=== GIVEN INFORMATION ===

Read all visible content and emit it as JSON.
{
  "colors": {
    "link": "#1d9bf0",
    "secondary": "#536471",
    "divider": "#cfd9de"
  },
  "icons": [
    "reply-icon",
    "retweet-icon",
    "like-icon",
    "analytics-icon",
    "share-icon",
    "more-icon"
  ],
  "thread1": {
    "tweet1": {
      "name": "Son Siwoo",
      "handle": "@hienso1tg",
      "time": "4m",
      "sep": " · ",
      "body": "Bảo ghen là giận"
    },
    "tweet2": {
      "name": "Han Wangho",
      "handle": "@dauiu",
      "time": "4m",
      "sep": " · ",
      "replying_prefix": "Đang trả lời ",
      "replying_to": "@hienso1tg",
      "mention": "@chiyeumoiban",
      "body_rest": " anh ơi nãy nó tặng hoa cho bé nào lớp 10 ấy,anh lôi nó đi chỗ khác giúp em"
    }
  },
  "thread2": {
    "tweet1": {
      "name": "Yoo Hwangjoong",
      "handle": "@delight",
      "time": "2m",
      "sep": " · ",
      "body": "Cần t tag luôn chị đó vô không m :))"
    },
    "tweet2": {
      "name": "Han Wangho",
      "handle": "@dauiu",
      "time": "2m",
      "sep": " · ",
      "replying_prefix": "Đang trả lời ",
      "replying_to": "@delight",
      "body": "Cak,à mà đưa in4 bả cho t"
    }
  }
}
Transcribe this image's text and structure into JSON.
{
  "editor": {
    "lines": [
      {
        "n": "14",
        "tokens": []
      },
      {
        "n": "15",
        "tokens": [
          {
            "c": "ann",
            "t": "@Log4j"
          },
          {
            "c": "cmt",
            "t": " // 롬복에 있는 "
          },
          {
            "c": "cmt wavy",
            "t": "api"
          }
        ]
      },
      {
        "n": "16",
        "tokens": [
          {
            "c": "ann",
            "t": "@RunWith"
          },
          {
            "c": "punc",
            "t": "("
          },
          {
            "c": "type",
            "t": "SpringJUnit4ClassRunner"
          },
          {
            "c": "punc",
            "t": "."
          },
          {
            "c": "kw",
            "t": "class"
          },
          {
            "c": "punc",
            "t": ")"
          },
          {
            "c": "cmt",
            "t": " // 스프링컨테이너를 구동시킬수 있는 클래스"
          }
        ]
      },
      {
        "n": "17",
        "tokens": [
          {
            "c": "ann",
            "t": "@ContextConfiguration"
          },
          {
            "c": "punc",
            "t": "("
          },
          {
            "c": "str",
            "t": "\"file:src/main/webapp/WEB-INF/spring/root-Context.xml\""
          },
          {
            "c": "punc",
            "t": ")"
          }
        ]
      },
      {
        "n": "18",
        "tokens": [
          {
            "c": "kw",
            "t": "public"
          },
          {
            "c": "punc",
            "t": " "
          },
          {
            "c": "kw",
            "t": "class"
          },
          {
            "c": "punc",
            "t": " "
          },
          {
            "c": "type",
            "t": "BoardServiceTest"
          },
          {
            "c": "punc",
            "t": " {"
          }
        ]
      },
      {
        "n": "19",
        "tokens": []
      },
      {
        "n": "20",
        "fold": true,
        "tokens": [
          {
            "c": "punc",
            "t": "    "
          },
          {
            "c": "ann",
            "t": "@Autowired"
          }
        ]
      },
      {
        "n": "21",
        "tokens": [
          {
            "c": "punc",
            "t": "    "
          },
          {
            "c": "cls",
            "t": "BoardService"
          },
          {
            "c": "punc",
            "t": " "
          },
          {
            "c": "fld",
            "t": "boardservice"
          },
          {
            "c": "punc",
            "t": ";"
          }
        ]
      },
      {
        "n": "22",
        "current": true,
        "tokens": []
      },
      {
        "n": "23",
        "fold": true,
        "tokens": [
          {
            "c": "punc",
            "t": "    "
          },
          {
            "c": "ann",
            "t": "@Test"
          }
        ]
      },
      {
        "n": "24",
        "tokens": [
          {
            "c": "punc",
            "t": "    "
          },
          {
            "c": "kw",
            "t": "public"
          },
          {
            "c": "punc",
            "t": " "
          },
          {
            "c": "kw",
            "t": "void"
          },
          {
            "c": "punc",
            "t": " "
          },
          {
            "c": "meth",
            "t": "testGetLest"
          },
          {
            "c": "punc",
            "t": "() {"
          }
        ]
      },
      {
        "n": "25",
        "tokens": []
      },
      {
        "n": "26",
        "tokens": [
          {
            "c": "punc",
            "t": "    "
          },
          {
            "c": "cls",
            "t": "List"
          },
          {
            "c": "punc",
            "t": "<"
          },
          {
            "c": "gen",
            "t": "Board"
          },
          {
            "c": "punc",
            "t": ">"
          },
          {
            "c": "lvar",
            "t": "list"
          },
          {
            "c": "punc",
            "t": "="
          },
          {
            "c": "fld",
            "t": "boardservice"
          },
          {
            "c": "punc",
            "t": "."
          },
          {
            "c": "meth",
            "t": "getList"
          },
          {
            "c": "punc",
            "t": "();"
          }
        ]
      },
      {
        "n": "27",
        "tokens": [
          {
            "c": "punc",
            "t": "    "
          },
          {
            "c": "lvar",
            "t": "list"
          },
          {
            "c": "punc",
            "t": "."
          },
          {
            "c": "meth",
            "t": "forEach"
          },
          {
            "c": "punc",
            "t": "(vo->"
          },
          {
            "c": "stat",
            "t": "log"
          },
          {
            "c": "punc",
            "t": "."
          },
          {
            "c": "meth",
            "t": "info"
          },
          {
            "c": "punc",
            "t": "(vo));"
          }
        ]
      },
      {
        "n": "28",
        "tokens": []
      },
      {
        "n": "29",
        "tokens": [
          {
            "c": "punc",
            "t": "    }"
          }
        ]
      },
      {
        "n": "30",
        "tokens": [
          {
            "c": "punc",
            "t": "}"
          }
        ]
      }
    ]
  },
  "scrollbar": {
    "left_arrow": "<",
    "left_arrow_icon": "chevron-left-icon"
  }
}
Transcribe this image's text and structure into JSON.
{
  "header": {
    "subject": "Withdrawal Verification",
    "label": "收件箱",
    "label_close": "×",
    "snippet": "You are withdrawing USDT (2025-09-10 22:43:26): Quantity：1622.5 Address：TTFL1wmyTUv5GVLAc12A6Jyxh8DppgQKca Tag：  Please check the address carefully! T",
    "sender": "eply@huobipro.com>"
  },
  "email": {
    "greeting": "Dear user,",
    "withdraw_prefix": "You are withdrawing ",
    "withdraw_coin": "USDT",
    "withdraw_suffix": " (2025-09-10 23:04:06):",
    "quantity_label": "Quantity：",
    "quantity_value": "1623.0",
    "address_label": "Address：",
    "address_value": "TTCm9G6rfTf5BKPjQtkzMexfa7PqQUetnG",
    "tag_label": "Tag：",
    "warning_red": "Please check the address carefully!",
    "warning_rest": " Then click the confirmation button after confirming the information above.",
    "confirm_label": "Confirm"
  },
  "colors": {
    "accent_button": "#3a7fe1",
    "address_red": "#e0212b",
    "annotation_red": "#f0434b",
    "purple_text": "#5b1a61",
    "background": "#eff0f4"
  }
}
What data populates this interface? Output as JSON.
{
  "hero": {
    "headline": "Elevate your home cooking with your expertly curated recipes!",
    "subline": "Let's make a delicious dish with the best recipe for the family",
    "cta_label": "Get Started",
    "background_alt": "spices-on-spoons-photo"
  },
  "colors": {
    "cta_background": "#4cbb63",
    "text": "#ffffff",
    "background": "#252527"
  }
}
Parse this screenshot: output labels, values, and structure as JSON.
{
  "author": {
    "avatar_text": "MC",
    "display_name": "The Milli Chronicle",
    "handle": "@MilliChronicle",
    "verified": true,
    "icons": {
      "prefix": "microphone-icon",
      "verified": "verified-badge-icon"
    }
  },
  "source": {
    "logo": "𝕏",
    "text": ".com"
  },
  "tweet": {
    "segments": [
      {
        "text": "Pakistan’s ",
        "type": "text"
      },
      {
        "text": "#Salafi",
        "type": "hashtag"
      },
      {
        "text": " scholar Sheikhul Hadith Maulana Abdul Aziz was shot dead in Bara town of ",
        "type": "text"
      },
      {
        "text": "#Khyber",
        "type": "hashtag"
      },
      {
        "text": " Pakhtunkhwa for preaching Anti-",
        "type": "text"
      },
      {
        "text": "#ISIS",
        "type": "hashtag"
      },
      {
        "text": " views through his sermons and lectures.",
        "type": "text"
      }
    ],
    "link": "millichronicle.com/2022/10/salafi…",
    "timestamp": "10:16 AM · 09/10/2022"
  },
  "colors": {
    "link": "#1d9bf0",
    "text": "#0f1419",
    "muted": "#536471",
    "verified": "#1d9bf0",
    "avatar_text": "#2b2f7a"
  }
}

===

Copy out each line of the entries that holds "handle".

### SOLUTION TO THE PROBLEM
      "handle": "@hienso1tg",
      "handle": "@dauiu",
      "handle": "@delight",
      "handle": "@dauiu",
    "handle": "@MilliChronicle",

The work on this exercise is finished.